So, Dumbly tells Harry about the Horcruxes, all the while pretending that Harry figured it out on his own, and explains that "the seventh piece of soul will be the last that anybody wishing to kill Voldemort must attack - the piece that lives in his body" (503). I feel like this is terribly illogical. If you go around destroying the other Horcruxes, you still have the living Voldy to contend with. If you kill this Voldy first, than there will be far less obstacles between you and the Horcruxes, and as long as you destroy them, the living bit of soul remaining from now-dead Voldy would be destroyed too. BUT THAT WOULD BE TOO EASY. Also, does anybody else feel like JKR is just repurposing the diary? Harry's right - it's not an object that Voldy would value and Dumbly's explanation doesn't convince me otherwise. I mean, it's a useful repurposing, but not the most believable.
Before we get to the end, can we just take a minute to observe that Trelawney has been making accurate predictions for this entire novel? Her tarot cards keep coming up with calamity, a lightning-struck tower, and "a dark young man, possibly troubled, one who disliked the questioner" (195). Lol, even she can't believe that one. But she keeps getting ignored, even though we all know that she's made at least two full-fledged real predictions to date. Maybe if she wasn't so narcissistic about her abilities people would take her more seriously.
So! The adventure! This is my favorite adventure in the series for reasons that I've blogged about before, so I won't repeat them here. I do want to add, however, that I love how Dumbly treats the trip to the cave as a learning experience for Harry, even though they're doing real stuff and he could easily be all, get out of the way, little boy, and let the real man work. But no, Dumbledore is ever the teacher, and I respect that. I don't respect how he knowingly let Draco go on attacking his classmates, but that's another matter. I also don't respect how he won't tell Harry the truth about Snape, even though Harry now knows how involved Snape was in his own orphanhood. Dumbly may have made a promise to Snape, but this is Harry's life.
Can we just take a minute to talk about Draco's genius plan? He single-handedly finds the only hole in Hogwarts' protection by paying attention to details that no one else notices and fixes the cabinet by himself to make it work. He gets himself somebody outside of the school to help him in any way he needs.

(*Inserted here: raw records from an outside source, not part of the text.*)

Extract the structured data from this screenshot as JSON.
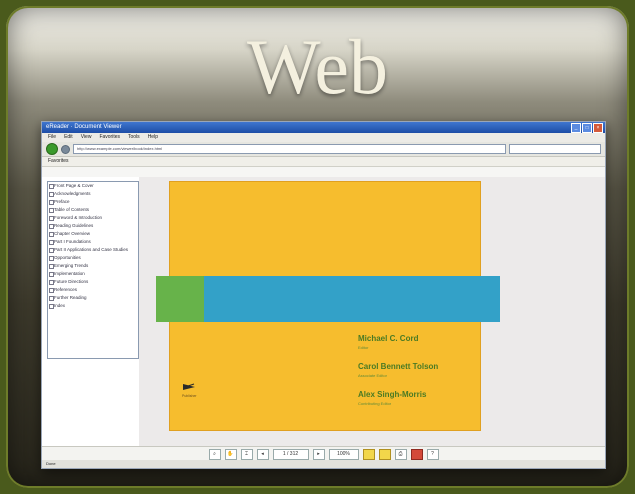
{
  "heading": "Web",
  "browser": {
    "title": "eReader  ·  Document Viewer",
    "menu": [
      "File",
      "Edit",
      "View",
      "Favorites",
      "Tools",
      "Help"
    ],
    "address": "http://www.example.com/viewer/book/index.html",
    "favorites_label": "Favorites",
    "status": "Done"
  },
  "sidebar": {
    "items": [
      "Front Page & Cover",
      "Acknowledgments",
      "Preface",
      "Table of Contents",
      "Foreword & Introduction",
      "Reading Guidelines",
      "Chapter Overview",
      "Part I  Foundations",
      "Part II  Applications and Case Studies",
      "Opportunities",
      "Emerging Trends",
      "Implementation",
      "Future Directions",
      "References",
      "Further Reading",
      "Index"
    ]
  },
  "cover": {
    "authors": [
      {
        "name": "Michael C. Cord",
        "affiliation": "Editor"
      },
      {
        "name": "Carol Bennett Tolson",
        "affiliation": "Associate Editor"
      },
      {
        "name": "Alex Singh-Morris",
        "affiliation": "Contributing Editor"
      }
    ],
    "publisher_text": "Publisher"
  },
  "toolbar": {
    "page_field": "1 / 312",
    "zoom_field": "100%"
  },
  "colors": {
    "cover_bg": "#f6bd2e",
    "band_blue": "#33a1c8",
    "band_green": "#67b34a",
    "author_text": "#4a7a24"
  }
}
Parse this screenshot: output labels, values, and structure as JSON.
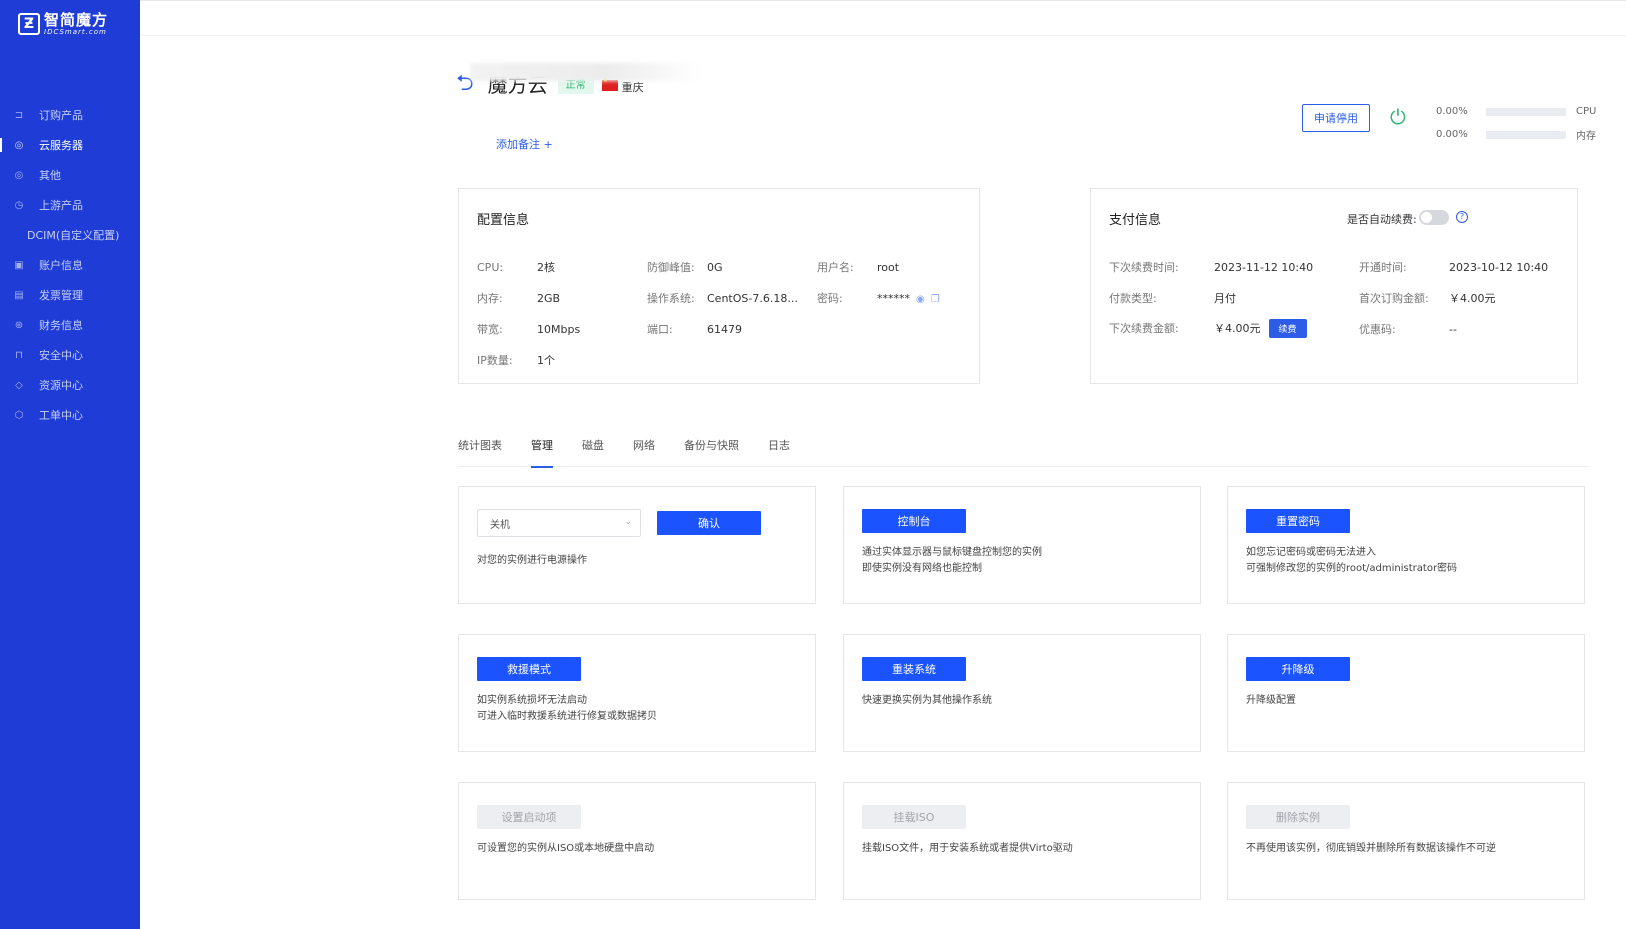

He panics a few times and makes some dumb mistakes, but in general this shows an incredibly high level of intellect and skill, even if he is using it for the Dark Arts (but really, the kid doesn't have a choice). I think we can finally understand why he's so resentful of all of Hermione's attention - he's incredibly talented and no one ever notices, quite possibly including his own parents.
So Dumbledore's dead and that is the poopy. I had a roommate my freshmen year who absolutely insisted that Dumbly's plea of "Severus...please..." (595) was actually a supplication for Snape to kill him and I was all GIRL, you crazy! And, well, yeah. That's all I'll say.